Although D&O insurance can be a good deal for the company's leaders, recent high dollar payouts have left D&O providers reeling and searching for ways to limit their liability. As a consequence, many D&O policies contain features that are less than optimal for individual directors and officers. Here are just some of the things you need to know in order to find a policy that works for you and your business...
In an effort to limit their own liability, some D&O insurance providers have extended their coverage to include not only individual directors and officers, but the company itself. The net result is bad news for the organization's leaders because under this arrangement they are forced to share the policy's limits with the business itself. In other words, if both the company and its officers are named in a lawsuit, the officers' coverage may be reduced to accommodate the business' general liability.
The allocation of the coverage can become contentious, injecting even more conflict into an already tense situation. For your own protection, make sure you thoroughly understand who is covered under a shared liability policy and try to keep the list as small as possible.
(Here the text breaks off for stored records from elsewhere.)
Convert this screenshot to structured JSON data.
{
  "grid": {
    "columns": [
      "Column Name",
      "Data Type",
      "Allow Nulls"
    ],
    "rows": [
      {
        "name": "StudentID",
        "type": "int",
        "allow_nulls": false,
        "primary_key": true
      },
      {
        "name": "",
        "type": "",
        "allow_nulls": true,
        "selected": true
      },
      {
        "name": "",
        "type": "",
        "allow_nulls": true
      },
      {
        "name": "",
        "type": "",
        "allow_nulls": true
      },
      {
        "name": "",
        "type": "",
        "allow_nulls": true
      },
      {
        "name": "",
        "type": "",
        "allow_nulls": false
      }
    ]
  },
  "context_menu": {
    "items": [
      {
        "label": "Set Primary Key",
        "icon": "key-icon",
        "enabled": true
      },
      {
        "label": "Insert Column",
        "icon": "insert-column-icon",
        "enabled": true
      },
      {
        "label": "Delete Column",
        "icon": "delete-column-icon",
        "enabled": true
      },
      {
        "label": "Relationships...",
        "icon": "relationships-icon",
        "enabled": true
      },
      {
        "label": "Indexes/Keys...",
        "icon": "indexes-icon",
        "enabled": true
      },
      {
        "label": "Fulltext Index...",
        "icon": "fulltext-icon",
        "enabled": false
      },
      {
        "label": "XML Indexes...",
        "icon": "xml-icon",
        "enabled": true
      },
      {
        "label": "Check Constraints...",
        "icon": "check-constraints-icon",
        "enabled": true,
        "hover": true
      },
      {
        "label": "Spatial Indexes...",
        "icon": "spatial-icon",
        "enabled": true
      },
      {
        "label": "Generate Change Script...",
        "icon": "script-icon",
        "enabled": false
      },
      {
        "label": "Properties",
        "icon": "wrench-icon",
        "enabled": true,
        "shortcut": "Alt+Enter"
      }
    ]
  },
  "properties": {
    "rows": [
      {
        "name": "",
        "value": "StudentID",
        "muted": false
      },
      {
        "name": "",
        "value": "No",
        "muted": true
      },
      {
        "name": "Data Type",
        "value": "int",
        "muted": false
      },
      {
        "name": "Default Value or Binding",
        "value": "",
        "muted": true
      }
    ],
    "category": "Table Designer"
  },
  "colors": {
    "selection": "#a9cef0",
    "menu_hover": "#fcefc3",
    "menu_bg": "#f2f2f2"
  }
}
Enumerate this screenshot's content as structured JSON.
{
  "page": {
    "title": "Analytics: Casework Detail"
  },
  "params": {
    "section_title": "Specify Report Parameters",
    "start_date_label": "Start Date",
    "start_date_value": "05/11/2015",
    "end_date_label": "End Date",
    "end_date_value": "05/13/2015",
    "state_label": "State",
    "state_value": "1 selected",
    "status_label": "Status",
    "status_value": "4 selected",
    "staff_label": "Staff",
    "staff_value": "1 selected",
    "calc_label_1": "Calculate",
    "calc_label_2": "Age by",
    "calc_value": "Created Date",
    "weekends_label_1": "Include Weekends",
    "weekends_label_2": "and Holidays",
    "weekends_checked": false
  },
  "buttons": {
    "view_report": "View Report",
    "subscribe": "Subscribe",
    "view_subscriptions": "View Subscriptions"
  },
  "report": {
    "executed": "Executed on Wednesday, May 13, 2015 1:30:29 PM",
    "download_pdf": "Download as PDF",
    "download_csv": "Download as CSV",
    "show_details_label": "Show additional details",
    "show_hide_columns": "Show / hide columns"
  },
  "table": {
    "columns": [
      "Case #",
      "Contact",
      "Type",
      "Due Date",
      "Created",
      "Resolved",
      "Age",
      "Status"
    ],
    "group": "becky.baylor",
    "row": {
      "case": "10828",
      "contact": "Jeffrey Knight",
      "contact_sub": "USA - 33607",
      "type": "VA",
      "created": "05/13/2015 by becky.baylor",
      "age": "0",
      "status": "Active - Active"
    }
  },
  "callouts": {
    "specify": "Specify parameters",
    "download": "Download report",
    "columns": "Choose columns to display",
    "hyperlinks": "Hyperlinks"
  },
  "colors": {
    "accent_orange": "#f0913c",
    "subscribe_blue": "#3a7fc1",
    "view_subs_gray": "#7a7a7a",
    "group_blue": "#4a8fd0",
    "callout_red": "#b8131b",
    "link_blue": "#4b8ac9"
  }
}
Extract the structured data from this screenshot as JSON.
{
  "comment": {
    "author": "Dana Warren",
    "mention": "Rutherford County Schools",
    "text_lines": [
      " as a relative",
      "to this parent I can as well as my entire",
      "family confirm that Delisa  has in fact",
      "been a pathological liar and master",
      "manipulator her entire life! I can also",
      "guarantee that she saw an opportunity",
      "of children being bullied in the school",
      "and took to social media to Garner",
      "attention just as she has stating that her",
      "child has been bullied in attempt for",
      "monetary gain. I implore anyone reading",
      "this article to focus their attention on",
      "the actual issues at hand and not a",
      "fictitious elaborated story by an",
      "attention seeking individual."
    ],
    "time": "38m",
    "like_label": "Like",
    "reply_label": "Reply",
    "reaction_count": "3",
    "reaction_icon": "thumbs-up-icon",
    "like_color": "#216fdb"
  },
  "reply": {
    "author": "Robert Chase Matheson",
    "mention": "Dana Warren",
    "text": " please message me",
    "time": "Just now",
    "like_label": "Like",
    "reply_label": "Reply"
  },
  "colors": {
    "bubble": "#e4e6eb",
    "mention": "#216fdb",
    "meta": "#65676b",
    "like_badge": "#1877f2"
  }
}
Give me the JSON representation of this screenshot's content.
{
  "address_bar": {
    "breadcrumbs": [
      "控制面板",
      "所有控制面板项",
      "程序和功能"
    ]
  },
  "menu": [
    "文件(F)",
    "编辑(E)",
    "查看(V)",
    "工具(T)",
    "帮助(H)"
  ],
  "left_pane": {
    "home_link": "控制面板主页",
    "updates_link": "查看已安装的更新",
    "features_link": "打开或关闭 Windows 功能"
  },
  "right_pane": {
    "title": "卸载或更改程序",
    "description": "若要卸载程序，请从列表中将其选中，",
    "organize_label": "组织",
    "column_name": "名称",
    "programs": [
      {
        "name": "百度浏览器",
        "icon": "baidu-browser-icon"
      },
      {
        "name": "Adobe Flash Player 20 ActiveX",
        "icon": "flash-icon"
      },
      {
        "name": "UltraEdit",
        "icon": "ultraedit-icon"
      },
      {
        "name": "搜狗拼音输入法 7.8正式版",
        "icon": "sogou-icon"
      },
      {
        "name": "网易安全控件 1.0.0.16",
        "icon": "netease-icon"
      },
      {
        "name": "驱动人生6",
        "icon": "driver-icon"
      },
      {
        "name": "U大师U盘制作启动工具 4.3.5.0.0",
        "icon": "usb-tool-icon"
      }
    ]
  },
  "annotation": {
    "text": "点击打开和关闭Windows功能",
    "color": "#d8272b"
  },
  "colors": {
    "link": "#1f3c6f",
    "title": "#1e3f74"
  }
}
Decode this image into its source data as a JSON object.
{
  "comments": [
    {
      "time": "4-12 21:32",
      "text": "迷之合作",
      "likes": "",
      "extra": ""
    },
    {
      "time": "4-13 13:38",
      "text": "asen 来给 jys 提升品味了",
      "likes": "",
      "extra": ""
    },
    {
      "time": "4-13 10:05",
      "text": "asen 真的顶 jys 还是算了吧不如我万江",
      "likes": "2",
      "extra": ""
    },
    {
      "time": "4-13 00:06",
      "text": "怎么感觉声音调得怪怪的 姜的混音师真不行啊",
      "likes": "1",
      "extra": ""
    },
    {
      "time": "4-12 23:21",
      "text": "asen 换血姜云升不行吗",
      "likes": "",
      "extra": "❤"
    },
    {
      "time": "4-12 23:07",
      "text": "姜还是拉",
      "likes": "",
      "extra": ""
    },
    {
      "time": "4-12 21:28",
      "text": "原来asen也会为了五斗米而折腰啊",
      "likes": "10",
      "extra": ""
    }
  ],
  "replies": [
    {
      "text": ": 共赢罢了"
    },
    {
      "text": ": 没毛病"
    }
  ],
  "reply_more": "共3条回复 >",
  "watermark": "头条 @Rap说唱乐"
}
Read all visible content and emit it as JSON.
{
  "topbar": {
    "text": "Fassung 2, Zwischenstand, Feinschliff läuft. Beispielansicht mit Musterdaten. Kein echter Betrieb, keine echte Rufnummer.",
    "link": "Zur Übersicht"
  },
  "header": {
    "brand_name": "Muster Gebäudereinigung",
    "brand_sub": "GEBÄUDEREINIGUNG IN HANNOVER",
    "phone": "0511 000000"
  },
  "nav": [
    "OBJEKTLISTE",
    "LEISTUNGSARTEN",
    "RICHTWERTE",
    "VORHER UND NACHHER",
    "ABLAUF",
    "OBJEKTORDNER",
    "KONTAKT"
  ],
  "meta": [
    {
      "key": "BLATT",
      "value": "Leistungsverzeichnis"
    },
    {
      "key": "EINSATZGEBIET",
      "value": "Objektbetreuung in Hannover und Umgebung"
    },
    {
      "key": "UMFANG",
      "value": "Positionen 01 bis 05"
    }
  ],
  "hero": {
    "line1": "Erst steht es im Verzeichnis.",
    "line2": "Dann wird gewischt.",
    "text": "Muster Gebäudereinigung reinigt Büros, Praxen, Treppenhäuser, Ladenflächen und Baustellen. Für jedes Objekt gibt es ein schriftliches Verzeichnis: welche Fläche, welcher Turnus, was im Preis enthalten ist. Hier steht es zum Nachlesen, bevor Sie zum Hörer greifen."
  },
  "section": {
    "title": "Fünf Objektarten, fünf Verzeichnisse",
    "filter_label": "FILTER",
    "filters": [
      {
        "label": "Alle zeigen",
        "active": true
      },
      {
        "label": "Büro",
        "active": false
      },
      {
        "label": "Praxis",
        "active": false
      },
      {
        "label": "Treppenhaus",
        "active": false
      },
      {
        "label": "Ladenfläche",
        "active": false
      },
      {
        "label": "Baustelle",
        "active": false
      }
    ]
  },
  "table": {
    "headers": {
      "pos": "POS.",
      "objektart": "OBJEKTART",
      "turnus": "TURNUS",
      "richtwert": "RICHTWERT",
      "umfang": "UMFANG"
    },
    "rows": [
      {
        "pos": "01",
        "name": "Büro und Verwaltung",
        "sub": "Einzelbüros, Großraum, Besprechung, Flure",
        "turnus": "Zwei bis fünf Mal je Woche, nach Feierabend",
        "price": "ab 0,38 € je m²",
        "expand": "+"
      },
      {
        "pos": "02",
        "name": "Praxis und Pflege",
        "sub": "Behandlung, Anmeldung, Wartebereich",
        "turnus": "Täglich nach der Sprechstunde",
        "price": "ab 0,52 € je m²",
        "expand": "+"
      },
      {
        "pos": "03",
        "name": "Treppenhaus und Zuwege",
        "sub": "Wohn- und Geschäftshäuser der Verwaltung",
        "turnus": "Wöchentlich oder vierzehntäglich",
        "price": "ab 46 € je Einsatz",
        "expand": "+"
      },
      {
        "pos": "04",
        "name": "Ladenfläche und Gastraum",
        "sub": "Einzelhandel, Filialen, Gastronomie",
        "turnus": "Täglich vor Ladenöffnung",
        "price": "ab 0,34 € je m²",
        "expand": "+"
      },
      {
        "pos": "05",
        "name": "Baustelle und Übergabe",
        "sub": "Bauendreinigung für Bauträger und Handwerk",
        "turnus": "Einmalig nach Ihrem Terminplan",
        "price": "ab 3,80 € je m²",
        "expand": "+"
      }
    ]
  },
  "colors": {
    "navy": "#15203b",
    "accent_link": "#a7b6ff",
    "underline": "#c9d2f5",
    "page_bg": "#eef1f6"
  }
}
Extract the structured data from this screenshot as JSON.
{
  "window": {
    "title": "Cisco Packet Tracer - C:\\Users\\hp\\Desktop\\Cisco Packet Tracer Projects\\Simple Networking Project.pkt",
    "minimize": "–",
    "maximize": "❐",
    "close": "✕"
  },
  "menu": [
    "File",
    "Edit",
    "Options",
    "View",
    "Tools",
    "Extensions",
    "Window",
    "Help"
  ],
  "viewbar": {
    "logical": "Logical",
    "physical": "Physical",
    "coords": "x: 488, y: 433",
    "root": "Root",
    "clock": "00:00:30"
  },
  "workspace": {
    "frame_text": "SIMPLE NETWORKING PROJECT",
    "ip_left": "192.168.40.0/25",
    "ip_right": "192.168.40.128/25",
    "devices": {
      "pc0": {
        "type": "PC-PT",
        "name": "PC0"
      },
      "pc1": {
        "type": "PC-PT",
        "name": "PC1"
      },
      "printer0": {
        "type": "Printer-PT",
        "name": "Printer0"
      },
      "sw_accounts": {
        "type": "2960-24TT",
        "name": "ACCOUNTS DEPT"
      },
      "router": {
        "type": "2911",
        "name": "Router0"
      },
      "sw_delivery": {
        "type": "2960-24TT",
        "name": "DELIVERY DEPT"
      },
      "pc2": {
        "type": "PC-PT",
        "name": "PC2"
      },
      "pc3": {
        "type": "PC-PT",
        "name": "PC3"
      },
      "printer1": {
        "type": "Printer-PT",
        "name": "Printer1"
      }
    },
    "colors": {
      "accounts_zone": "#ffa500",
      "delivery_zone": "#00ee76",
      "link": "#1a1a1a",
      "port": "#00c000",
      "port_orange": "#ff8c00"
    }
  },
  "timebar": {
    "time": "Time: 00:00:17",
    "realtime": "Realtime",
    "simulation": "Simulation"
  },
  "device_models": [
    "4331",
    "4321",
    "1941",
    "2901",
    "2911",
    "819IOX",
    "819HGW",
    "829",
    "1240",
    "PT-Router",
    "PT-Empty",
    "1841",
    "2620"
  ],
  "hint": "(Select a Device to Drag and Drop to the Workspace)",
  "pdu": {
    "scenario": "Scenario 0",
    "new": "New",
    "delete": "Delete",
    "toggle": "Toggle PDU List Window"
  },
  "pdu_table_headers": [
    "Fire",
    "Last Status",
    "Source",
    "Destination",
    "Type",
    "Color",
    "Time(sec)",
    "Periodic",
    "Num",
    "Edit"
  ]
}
Fortunately, if your D&O policy contains a shared liability clause you can still provide coverage for yourself, your directors, and your officers. You could accomplish this by purchasing a policy with higher liability limits. But a more reliable option is to purchase individual policies for yourself, your directors, and your officers. Even though you will probably end up paying more for coverage, the end result will be guaranteed security for the people most vulnerable to civil action.
Something else to consider is the fact that many D&O providers now retain the option of voiding a policy if a single officer or director provides falsifies information or omits important information on the application. That means you could find yourself without coverage through absolutely no fault of your own. Sometimes it is possible to negotiate the removal of this clause in your policy, but at a minimum you should talk to your provider about ways to protect the company - and yourself - from someone else's shortcoming.